"When they come back and have a great experience, that should help dispel some of the concerns that maybe exist about the downtown environment right now," Cramer said.
The Minnesota Orchestra will resume live performances, albeit to reduced audiences, at Orchestra Hall in June. Broadway shows are expected to return to Hennepin Avenue this fall. And workers will begin heading back to their downtown offices this summer and fall.
"This sort of one-two punch of more people coming back to events and more office workers coming back over the course of the year will really help put the downtown economy back in a stronger position than it's been for months and months now," Cramer said.
Some downtown restaurants and bars remain closed, such as Kieran's Irish Pub and the Local. But he hopes they will begin to reopen in the coming weeks and months as more crowds return to the city.
Hotel bookings at the Hewing Hotel in the North Loop are back up but only at 50%, said Naomi Thompson, the hotel's lifestyle director. Its indoor restaurant, Tullibee, also just reopened, but can't yet operate at full capacity because of state restrictions limiting it to 75%.
The Hewing had planned a big outdoor party for the Twins home opener, with beer and cone-filled mashed potatoes, but canceled given the threat of rain.
So has "the home opener given us a bump? I think it will down the road, but for this very first game, we are not seeing it just yet," she said. "But we are super hopeful that we will."
The Loon Cafe has seen "very small" and "disappointing" crowds since it reopened in late February, a month after indoor service was able to resume in Minnesota, said owner Tim Mahoney. At this point, he thinks it's more the Chauvin trial that's keeping people way than the pandemic. But he thinks the home opener will be the start of a turnaround.
"The most exciting thing is we've got baseball. We've got fans," he said. "I think we're headed in the right direction."
He expects that patrons will begin showing up around noon to grab lunch and a drink before the game. He'll be at the door, greeting loyal customers, many of whom he hasn't seen for more than a year, before heading to the stadium himself for the game.
Shane Higgins, general manager of Brit's Pub, isn't sure how much of a bump in traffic he'll see for the game. But he's opening the bar earlier than usual for it.
"We're hoping we may get something," he said. "You've got to give it a try. We haven't had conventions" or other events that bring people to downtown hotels.
Brit's Pub reopened a few weeks ago at limited hours and days after being closed for seven months following a fire during a night of civil unrest in August. Business so far has been "OK," he said.
In addition to the return of fans at Twin games, he sees other promising signs ahead.

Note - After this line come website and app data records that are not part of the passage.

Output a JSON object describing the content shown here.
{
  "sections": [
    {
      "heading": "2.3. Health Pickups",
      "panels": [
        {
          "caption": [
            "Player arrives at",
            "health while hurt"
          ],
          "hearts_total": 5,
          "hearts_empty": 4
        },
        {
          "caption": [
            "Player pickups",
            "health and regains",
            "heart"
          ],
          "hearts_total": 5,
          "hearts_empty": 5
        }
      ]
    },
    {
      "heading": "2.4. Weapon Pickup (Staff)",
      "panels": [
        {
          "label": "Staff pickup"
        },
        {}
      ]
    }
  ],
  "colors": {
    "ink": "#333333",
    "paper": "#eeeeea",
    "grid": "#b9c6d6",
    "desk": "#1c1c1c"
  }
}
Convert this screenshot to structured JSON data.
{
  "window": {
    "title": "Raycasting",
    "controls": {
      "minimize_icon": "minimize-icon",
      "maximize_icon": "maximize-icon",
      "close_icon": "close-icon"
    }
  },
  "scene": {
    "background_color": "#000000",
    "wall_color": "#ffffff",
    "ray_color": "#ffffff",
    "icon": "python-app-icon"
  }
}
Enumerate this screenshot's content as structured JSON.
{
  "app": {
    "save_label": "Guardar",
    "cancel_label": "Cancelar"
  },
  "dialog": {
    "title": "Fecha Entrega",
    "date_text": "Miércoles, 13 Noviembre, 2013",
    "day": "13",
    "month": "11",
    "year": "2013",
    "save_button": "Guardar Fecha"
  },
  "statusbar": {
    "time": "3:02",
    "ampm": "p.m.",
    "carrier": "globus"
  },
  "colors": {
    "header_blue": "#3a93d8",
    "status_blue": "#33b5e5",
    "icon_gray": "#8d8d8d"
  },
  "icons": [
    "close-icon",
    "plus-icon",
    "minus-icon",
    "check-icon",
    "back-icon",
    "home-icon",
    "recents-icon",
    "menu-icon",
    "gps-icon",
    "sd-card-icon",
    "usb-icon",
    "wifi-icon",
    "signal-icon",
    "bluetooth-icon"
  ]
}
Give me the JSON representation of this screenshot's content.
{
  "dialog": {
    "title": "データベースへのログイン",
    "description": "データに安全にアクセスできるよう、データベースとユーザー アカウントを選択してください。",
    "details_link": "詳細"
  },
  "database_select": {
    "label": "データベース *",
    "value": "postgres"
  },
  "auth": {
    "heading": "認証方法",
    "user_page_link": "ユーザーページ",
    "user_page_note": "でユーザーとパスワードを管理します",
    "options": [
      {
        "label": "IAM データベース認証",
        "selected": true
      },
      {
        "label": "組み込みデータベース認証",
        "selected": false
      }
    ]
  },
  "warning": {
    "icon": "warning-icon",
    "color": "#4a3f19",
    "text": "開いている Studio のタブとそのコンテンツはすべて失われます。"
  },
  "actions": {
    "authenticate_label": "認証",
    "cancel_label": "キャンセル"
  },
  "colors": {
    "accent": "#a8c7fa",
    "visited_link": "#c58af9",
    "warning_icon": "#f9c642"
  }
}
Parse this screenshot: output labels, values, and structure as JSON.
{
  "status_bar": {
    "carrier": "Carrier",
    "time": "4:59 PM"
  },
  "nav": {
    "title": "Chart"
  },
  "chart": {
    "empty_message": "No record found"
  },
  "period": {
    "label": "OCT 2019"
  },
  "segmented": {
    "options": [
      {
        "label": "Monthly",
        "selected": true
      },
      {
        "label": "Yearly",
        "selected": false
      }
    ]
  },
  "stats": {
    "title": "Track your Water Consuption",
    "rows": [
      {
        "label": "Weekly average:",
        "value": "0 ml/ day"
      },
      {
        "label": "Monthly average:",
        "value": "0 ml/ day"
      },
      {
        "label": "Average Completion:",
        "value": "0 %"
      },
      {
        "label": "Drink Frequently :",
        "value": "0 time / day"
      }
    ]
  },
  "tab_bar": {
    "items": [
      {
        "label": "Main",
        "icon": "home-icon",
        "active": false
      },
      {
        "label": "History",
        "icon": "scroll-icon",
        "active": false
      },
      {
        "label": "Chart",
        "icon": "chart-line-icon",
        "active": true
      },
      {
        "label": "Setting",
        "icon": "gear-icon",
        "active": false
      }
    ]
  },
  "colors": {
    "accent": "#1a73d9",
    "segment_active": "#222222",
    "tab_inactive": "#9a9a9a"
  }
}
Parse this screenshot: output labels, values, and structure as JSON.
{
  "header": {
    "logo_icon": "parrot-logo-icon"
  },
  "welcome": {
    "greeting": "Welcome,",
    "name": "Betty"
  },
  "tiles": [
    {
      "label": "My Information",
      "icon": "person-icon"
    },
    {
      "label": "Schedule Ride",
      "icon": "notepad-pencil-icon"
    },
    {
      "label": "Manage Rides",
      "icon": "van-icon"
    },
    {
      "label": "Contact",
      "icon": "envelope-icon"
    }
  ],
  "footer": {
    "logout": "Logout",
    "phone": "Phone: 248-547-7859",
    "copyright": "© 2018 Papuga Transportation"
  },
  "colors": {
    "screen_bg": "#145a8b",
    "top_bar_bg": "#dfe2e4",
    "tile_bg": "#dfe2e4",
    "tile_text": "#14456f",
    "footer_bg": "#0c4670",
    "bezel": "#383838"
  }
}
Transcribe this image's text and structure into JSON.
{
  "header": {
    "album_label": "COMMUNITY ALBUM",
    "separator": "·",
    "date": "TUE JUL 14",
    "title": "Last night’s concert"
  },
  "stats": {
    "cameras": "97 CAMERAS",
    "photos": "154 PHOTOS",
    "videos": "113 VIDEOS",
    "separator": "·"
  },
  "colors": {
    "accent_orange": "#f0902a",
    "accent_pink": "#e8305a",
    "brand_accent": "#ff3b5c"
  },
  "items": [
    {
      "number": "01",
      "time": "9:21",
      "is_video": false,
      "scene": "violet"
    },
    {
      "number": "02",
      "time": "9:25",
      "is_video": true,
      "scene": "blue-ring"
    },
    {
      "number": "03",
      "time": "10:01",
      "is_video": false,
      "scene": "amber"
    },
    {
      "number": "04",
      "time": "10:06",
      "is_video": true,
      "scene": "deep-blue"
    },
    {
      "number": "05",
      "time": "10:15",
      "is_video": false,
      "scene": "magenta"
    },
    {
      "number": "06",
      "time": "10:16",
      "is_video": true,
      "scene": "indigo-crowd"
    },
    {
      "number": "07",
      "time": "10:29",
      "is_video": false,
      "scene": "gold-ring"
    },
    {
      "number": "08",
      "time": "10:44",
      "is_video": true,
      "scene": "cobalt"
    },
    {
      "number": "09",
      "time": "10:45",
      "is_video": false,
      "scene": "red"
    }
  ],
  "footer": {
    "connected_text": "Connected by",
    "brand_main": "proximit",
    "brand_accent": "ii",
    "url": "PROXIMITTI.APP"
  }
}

The big screen where it broadcasts soccer and baseball games on the rooftop deck will be installed by next week. Its lawn bowling leagues, which were canceled last year, will be back this summer. And scheduling of private events have begun to pick up again, too.
"That's another sign of confidence," he said.
Cowley, of O'Donovan's, had debated whether to open three weeks ago for St. Patrick's Day, which is typically its busiest day of the year. But he worried there would be too big of a lull between then and the Twins home opener, so he decided to wait to reopen until this week.
There are still some unknowns, he said, such as how big the crowds will be heading to restaurants and bars.
His main concern right now is that he might end up being understaffed. He's had a hard time finding enough servers to hire. So he may not be able to accommodate as many patrons as he'd like. But he'd rather turn people away than having people be disappointed by the service.
"You want to put your best foot forward," he said. "So I'm nervous and excited."